Sincerely
Melissa

Only it could be quite a big difference between “sooner” and “latter”. Look at the data from Bee Institute of Celle from their work on improvement of German bee. They managed to reduce swarming tendency from 54% to 8%. And F. Ruttner in his book Breeding Techniques and Selection for Breeding of the Honeybee says it was easiest trait to improve. What such improvement means for a backyard beekeeper with two hives? It is going from annual pain in the neck to event which have a chance to happen every five years.
In the past I had bees from another improvement program. Swarming was not something to care about much. I could have one swarm from score of hives once in several years. Big deal.
But what happens when people catch swarms and create colonies based on queen which came with the swarm? Most likely they select a strain of bees with high tendency to swarming. Then such colony spreads this genetics around.

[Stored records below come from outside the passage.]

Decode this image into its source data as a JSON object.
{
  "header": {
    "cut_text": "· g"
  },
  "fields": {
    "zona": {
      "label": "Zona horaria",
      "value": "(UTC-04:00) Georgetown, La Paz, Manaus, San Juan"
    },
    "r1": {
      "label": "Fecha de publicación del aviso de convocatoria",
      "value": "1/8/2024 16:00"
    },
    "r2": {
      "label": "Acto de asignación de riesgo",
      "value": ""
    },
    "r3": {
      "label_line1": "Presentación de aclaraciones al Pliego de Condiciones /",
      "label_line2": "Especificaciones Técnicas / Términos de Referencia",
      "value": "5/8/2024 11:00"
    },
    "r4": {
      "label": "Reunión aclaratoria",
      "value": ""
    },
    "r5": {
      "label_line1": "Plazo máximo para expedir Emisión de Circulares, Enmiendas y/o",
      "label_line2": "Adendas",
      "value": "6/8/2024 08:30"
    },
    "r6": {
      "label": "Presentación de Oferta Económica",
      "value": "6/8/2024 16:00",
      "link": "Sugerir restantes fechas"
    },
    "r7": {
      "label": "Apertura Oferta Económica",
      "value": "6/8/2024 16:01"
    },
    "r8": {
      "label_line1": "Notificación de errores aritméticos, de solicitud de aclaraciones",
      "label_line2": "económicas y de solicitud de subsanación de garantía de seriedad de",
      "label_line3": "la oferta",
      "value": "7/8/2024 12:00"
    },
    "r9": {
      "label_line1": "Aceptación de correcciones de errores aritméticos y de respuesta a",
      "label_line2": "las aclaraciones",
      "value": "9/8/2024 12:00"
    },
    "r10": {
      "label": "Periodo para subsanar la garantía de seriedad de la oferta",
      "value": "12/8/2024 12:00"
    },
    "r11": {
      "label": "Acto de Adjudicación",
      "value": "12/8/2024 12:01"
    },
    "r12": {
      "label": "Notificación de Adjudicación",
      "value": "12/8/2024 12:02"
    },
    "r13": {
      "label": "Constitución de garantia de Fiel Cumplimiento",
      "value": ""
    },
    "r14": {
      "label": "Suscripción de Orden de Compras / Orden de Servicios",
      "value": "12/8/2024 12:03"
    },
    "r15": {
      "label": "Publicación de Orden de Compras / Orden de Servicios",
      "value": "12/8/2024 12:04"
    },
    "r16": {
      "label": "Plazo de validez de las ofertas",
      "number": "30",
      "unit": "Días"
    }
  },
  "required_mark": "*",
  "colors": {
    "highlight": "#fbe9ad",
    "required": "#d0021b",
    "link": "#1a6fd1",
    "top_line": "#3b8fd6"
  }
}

And, are those money saved on buying a quality queen really worth all that time need for swarm prevention measures every year?

Thanks very much Jim it’s really interesting